→ **Entries provided**
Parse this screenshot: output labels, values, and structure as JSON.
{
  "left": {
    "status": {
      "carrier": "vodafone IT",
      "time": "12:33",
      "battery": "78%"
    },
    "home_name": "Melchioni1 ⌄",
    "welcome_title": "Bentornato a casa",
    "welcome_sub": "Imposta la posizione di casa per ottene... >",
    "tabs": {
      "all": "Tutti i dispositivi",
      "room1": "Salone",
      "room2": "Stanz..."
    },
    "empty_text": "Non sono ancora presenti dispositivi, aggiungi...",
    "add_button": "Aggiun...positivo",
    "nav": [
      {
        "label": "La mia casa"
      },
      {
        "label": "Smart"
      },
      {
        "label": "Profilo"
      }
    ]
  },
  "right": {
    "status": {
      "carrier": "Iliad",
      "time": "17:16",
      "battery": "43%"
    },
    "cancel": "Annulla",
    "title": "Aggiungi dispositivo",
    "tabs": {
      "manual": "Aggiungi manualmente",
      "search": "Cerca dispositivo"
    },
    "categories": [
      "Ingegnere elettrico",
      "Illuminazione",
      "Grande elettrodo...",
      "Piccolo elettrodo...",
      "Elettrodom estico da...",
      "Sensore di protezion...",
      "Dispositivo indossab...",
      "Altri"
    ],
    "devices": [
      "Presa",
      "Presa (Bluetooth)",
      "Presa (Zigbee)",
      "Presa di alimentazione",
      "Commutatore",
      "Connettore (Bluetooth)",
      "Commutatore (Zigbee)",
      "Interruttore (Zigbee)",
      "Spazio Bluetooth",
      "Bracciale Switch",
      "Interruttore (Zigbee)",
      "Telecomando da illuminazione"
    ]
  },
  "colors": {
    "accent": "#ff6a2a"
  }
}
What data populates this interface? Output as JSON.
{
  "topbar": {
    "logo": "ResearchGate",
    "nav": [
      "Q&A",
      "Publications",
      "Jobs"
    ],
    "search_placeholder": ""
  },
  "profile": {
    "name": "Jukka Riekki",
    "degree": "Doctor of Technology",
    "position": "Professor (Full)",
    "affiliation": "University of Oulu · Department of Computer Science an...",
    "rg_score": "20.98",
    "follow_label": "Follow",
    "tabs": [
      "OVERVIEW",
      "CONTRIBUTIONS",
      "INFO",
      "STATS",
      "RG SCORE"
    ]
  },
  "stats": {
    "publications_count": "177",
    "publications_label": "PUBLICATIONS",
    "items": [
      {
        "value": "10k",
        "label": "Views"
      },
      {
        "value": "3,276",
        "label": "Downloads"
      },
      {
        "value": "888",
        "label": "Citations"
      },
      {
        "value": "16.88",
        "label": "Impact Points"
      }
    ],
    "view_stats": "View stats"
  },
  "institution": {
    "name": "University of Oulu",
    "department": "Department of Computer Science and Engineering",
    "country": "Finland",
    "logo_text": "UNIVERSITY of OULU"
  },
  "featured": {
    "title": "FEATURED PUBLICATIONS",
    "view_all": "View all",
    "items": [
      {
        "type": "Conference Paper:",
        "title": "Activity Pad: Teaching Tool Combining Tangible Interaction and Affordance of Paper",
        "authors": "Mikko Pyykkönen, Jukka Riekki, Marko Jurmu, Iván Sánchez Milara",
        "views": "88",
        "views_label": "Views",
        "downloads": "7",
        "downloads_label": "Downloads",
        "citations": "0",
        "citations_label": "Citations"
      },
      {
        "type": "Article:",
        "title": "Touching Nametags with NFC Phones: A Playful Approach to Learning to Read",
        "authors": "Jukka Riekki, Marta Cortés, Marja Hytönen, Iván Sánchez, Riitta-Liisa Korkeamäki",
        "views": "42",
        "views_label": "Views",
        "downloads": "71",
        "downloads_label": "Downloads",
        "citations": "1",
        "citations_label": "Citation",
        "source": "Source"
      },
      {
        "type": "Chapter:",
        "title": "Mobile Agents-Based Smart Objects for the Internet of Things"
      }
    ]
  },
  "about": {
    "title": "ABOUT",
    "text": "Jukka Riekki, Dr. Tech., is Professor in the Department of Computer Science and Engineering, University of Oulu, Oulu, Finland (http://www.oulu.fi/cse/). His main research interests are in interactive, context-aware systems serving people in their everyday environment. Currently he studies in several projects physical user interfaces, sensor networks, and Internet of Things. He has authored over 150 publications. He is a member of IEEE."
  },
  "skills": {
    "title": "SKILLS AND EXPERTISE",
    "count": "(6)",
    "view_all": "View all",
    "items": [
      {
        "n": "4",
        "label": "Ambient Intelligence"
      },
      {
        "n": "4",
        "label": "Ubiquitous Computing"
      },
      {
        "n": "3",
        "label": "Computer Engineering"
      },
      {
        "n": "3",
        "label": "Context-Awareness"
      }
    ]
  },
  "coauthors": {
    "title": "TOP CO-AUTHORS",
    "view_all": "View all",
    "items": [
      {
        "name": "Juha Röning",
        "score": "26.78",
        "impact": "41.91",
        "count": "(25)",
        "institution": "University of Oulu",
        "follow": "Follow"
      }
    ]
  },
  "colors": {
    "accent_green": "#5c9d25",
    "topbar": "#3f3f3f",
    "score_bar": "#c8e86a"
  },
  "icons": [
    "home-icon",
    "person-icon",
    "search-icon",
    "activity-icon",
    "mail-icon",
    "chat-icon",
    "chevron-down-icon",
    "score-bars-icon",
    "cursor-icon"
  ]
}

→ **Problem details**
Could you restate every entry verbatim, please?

→ **Solution to this task**
Parse this screenshot: output labels, values, and structure as JSON.
{
  "left": {
    "status": {
      "carrier": "vodafone IT",
      "time": "12:33",
      "battery": "78%"
    },
    "home_name": "Melchioni1 ⌄",
    "welcome_title": "Bentornato a casa",
    "welcome_sub": "Imposta la posizione di casa per ottene... >",
    "tabs": {
      "all": "Tutti i dispositivi",
      "room1": "Salone",
      "room2": "Stanz..."
    },
    "empty_text": "Non sono ancora presenti dispositivi, aggiungi...",
    "add_button": "Aggiun...positivo",
    "nav": [
      {
        "label": "La mia casa"
      },
      {
        "label": "Smart"
      },
      {
        "label": "Profilo"
      }
    ]
  },
  "right": {
    "status": {
      "carrier": "Iliad",
      "time": "17:16",
      "battery": "43%"
    },
    "cancel": "Annulla",
    "title": "Aggiungi dispositivo",
    "tabs": {
      "manual": "Aggiungi manualmente",
      "search": "Cerca dispositivo"
    },
    "categories": [
      "Ingegnere elettrico",
      "Illuminazione",
      "Grande elettrodo...",
      "Piccolo elettrodo...",
      "Elettrodom estico da...",
      "Sensore di protezion...",
      "Dispositivo indossab...",
      "Altri"
    ],
    "devices": [
      "Presa",
      "Presa (Bluetooth)",
      "Presa (Zigbee)",
      "Presa di alimentazione",
      "Commutatore",
      "Connettore (Bluetooth)",
      "Commutatore (Zigbee)",
      "Interruttore (Zigbee)",
      "Spazio Bluetooth",
      "Bracciale Switch",
      "Interruttore (Zigbee)",
      "Telecomando da illuminazione"
    ]
  },
  "colors": {
    "accent": "#ff6a2a"
  }
}
What data populates this interface? Output as JSON.
{
  "topbar": {
    "logo": "ResearchGate",
    "nav": [
      "Q&A",
      "Publications",
      "Jobs"
    ],
    "search_placeholder": ""
  },
  "profile": {
    "name": "Jukka Riekki",
    "degree": "Doctor of Technology",
    "position": "Professor (Full)",
    "affiliation": "University of Oulu · Department of Computer Science an...",
    "rg_score": "20.98",
    "follow_label": "Follow",
    "tabs": [
      "OVERVIEW",
      "CONTRIBUTIONS",
      "INFO",
      "STATS",
      "RG SCORE"
    ]
  },
  "stats": {
    "publications_count": "177",
    "publications_label": "PUBLICATIONS",
    "items": [
      {
        "value": "10k",
        "label": "Views"
      },
      {
        "value": "3,276",
        "label": "Downloads"
      },
      {
        "value": "888",
        "label": "Citations"
      },
      {
        "value": "16.88",
        "label": "Impact Points"
      }
    ],
    "view_stats": "View stats"
  },
  "institution": {
    "name": "University of Oulu",
    "department": "Department of Computer Science and Engineering",
    "country": "Finland",
    "logo_text": "UNIVERSITY of OULU"
  },
  "featured": {
    "title": "FEATURED PUBLICATIONS",
    "view_all": "View all",
    "items": [
      {
        "type": "Conference Paper:",
        "title": "Activity Pad: Teaching Tool Combining Tangible Interaction and Affordance of Paper",
        "authors": "Mikko Pyykkönen, Jukka Riekki, Marko Jurmu, Iván Sánchez Milara",
        "views": "88",
        "views_label": "Views",
        "downloads": "7",
        "downloads_label": "Downloads",
        "citations": "0",
        "citations_label": "Citations"
      },
      {
        "type": "Article:",
        "title": "Touching Nametags with NFC Phones: A Playful Approach to Learning to Read",
        "authors": "Jukka Riekki, Marta Cortés, Marja Hytönen, Iván Sánchez, Riitta-Liisa Korkeamäki",
        "views": "42",
        "views_label": "Views",
        "downloads": "71",
        "downloads_label": "Downloads",
        "citations": "1",
        "citations_label": "Citation",
        "source": "Source"
      },
      {
        "type": "Chapter:",
        "title": "Mobile Agents-Based Smart Objects for the Internet of Things"
      }
    ]
  },
  "about": {
    "title": "ABOUT",
    "text": "Jukka Riekki, Dr. Tech., is Professor in the Department of Computer Science and Engineering, University of Oulu, Oulu, Finland (http://www.oulu.fi/cse/). His main research interests are in interactive, context-aware systems serving people in their everyday environment. Currently he studies in several projects physical user interfaces, sensor networks, and Internet of Things. He has authored over 150 publications. He is a member of IEEE."
  },
  "skills": {
    "title": "SKILLS AND EXPERTISE",
    "count": "(6)",
    "view_all": "View all",
    "items": [
      {
        "n": "4",
        "label": "Ambient Intelligence"
      },
      {
        "n": "4",
        "label": "Ubiquitous Computing"
      },
      {
        "n": "3",
        "label": "Computer Engineering"
      },
      {
        "n": "3",
        "label": "Context-Awareness"
      }
    ]
  },
  "coauthors": {
    "title": "TOP CO-AUTHORS",
    "view_all": "View all",
    "items": [
      {
        "name": "Juha Röning",
        "score": "26.78",
        "impact": "41.91",
        "count": "(25)",
        "institution": "University of Oulu",
        "follow": "Follow"
      }
    ]
  },
  "colors": {
    "accent_green": "#5c9d25",
    "topbar": "#3f3f3f",
    "score_bar": "#c8e86a"
  },
  "icons": [
    "home-icon",
    "person-icon",
    "search-icon",
    "activity-icon",
    "mail-icon",
    "chat-icon",
    "chevron-down-icon",
    "score-bars-icon",
    "cursor-icon"
  ]
}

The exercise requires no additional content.